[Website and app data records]
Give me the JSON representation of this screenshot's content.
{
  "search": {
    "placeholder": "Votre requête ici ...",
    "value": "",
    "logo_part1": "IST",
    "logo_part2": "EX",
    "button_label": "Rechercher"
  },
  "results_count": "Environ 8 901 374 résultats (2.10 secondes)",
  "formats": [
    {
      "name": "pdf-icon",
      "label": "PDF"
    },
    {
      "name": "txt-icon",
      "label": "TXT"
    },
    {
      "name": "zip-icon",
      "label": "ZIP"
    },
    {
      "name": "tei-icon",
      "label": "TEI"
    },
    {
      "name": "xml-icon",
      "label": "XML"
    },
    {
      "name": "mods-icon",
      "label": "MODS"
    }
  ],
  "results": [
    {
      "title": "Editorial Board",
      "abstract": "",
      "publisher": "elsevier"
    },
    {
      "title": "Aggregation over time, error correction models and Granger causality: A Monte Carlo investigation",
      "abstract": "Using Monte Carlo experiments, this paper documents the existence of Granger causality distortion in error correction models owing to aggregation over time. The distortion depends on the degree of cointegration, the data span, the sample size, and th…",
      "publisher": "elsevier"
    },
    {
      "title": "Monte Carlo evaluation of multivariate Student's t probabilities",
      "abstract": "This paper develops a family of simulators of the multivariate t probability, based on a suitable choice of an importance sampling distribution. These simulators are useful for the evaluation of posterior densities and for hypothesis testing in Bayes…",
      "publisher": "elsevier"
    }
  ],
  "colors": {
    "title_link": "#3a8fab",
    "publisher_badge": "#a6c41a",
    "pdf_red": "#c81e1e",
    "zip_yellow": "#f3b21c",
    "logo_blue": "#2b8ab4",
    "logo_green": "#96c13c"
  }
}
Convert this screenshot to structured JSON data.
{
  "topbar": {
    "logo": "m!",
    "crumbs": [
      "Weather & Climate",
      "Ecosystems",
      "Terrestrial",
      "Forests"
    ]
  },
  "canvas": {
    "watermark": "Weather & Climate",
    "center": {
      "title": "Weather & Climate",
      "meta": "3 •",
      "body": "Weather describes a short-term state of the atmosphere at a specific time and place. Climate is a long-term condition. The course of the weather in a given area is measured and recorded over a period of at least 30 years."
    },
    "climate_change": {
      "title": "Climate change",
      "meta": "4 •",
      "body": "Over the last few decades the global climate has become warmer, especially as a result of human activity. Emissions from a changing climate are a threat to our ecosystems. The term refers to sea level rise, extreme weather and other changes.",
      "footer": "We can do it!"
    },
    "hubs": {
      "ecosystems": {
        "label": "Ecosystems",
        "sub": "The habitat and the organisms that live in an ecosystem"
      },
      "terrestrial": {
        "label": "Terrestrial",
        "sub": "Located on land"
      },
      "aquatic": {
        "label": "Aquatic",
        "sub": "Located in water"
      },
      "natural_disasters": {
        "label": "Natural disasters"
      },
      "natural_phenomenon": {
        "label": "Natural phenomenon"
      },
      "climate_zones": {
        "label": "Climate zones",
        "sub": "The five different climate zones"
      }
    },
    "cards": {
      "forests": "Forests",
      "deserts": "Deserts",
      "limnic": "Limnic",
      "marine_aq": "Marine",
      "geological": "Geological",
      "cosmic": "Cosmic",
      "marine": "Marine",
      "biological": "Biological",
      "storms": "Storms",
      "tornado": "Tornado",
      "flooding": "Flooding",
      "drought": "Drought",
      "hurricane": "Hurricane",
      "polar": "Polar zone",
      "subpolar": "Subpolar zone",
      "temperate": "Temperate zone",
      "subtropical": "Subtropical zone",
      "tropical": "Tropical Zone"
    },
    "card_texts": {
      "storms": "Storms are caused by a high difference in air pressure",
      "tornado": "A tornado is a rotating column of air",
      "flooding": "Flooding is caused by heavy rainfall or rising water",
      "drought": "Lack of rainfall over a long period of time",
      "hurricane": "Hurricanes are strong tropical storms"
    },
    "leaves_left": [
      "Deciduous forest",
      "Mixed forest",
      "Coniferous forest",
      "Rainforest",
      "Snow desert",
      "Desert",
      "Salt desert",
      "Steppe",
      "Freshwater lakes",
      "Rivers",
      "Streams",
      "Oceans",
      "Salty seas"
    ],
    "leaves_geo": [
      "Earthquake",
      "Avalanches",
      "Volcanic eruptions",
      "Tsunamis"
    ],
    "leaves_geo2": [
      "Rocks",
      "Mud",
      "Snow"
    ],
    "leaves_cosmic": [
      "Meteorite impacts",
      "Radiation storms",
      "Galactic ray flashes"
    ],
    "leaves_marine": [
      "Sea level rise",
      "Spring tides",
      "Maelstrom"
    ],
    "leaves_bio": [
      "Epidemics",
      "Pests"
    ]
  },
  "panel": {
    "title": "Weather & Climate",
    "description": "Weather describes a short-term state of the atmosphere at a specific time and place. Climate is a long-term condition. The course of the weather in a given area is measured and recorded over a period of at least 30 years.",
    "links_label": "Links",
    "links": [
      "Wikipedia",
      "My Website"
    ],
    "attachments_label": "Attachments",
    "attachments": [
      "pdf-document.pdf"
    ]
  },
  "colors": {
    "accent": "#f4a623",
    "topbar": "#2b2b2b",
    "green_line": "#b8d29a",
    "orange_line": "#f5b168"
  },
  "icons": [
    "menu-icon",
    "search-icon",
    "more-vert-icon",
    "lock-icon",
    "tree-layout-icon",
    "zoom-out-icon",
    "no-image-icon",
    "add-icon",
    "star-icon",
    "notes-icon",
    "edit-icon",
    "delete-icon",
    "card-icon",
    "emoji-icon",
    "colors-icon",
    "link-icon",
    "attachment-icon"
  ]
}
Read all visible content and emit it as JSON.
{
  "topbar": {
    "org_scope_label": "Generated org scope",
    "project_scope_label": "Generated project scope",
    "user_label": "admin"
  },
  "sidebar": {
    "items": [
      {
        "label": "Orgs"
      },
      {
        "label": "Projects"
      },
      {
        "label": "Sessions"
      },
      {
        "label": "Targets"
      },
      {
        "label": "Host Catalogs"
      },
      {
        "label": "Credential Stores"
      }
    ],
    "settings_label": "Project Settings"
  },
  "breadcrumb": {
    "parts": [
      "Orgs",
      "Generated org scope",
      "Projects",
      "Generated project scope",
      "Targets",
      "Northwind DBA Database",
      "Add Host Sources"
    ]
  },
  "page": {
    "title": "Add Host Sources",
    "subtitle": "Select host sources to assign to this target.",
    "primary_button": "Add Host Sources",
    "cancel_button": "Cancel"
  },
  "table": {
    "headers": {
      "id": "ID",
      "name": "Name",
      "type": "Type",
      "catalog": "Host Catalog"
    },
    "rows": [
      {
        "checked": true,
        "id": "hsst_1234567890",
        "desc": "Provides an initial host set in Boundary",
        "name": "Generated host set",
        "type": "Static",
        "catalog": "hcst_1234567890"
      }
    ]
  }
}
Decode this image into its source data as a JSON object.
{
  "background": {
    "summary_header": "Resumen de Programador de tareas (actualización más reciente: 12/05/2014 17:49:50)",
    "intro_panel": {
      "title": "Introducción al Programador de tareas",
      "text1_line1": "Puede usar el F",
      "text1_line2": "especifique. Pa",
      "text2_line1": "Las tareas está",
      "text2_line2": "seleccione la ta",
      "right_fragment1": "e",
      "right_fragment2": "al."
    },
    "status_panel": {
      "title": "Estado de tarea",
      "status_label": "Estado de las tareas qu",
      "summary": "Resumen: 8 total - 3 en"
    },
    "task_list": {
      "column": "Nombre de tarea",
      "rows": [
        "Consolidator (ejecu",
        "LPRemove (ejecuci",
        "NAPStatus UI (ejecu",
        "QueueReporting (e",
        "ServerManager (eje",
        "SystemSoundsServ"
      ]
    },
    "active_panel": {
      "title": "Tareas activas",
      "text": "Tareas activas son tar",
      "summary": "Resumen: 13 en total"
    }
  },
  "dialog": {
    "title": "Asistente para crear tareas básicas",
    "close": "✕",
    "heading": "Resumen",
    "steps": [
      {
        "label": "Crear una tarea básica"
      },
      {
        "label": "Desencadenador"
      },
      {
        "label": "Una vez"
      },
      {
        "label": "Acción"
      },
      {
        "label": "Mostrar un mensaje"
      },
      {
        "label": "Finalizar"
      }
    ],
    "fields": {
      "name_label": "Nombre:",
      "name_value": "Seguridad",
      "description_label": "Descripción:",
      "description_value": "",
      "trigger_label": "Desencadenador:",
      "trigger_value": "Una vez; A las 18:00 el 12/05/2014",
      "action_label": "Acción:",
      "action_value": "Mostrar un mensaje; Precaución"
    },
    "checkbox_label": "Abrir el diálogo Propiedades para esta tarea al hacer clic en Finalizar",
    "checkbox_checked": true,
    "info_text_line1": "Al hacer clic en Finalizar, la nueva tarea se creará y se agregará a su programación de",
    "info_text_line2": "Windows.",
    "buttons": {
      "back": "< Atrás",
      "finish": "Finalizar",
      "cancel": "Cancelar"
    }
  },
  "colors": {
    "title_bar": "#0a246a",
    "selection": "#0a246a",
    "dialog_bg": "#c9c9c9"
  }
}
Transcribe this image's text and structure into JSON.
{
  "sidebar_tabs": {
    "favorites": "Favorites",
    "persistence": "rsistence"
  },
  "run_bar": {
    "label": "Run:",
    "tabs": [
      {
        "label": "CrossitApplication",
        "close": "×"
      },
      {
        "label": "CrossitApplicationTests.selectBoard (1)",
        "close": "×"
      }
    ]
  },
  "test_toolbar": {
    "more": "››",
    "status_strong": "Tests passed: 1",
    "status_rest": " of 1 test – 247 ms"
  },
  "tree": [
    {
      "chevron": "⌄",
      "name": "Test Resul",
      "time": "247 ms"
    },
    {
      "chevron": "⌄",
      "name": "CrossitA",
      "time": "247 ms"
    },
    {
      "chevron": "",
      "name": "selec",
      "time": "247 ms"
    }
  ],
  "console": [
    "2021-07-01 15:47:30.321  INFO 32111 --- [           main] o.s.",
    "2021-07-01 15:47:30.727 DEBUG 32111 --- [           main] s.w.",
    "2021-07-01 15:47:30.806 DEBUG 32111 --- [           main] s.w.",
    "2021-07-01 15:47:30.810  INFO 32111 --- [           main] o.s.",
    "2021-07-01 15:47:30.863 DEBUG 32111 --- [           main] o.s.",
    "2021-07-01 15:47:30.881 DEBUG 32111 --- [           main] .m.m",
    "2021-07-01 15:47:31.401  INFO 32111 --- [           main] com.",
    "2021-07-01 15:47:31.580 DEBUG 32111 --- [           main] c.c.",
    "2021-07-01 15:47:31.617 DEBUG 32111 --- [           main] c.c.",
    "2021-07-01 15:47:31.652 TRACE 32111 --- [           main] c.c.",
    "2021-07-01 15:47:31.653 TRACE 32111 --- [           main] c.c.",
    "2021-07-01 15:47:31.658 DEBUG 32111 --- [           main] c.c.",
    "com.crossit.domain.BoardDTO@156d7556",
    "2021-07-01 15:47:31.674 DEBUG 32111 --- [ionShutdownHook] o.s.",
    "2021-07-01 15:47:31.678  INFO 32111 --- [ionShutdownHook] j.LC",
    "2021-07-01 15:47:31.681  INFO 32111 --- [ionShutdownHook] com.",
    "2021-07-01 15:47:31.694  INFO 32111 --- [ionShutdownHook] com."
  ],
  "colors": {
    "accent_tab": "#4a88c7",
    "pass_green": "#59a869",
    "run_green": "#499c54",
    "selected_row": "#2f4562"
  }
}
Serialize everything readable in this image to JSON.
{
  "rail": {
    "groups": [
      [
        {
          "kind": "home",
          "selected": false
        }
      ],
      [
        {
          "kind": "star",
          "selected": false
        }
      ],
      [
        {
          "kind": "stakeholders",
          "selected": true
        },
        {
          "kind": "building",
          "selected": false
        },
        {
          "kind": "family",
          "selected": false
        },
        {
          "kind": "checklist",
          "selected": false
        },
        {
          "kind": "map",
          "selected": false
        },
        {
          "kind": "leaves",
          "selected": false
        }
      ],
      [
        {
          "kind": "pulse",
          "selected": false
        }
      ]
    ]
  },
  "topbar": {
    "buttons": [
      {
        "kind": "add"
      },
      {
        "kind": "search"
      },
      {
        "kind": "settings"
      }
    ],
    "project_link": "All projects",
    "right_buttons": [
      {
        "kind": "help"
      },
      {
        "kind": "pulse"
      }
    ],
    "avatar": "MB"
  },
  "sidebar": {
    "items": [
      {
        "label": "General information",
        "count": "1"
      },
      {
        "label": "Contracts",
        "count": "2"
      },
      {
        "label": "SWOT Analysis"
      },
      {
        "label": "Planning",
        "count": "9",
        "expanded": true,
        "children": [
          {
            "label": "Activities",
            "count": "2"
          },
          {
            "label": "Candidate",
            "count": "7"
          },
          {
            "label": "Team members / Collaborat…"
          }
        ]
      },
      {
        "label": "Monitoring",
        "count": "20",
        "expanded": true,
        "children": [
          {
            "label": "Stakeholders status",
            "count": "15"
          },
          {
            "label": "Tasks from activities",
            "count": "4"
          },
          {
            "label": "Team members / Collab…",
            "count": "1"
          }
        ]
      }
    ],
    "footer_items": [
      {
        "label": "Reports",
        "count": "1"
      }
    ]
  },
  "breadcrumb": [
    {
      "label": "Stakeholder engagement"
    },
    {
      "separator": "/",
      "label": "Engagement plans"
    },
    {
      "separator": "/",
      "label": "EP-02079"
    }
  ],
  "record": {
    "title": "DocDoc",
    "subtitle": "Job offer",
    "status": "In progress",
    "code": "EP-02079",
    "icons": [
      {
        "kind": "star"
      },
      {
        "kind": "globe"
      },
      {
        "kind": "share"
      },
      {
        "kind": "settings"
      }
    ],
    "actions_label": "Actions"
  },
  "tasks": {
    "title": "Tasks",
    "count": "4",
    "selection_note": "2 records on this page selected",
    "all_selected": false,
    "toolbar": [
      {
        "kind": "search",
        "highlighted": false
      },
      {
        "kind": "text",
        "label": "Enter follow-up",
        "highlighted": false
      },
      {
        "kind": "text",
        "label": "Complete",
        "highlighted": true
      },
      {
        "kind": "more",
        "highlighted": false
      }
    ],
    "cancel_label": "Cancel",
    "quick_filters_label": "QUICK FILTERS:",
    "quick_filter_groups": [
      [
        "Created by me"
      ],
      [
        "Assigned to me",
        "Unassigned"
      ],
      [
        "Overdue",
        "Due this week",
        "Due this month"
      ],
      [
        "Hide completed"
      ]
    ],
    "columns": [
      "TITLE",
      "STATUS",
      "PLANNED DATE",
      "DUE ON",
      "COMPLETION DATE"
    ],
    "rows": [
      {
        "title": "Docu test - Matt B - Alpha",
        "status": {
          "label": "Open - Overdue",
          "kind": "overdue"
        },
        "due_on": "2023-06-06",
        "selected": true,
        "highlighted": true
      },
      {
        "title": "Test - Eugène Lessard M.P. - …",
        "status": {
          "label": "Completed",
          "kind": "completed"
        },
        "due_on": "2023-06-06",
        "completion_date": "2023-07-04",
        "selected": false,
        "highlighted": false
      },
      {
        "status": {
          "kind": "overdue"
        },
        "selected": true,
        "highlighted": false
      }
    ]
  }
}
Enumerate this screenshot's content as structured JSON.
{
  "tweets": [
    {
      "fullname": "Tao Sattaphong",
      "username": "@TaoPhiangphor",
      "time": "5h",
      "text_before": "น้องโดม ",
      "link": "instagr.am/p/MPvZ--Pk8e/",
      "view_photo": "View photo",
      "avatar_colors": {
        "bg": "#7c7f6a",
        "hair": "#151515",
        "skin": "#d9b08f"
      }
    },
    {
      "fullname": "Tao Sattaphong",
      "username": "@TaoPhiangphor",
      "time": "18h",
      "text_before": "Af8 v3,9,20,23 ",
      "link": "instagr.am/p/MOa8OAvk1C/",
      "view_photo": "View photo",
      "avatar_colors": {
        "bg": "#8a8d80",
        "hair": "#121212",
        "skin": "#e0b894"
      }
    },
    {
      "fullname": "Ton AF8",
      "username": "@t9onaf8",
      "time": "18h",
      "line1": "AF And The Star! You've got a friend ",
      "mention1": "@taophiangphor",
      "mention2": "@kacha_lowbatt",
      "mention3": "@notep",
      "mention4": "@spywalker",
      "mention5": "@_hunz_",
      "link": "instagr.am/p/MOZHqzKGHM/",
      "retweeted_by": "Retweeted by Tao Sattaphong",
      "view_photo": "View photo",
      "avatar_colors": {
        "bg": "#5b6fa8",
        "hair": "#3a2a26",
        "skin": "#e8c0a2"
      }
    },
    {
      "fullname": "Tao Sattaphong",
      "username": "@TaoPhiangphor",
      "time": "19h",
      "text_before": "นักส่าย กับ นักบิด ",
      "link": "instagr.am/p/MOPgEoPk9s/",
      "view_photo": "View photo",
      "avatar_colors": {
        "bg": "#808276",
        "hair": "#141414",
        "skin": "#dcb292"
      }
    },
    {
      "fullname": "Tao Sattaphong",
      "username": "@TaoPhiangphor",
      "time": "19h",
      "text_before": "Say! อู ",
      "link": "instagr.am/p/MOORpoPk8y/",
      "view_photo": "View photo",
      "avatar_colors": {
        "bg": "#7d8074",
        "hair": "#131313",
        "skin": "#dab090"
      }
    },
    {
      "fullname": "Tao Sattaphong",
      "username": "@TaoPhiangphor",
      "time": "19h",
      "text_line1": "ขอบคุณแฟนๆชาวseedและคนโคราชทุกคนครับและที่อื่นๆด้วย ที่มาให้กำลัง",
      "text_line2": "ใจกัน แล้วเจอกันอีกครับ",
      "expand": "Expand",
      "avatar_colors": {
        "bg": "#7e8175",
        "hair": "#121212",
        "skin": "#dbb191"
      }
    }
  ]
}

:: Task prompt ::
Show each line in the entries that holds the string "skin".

:: Answer to the problem ::
        "skin": "#d9b08f"
        "skin": "#e0b894"
        "skin": "#e8c0a2"
        "skin": "#dcb292"
        "skin": "#dab090"
        "skin": "#dbb191"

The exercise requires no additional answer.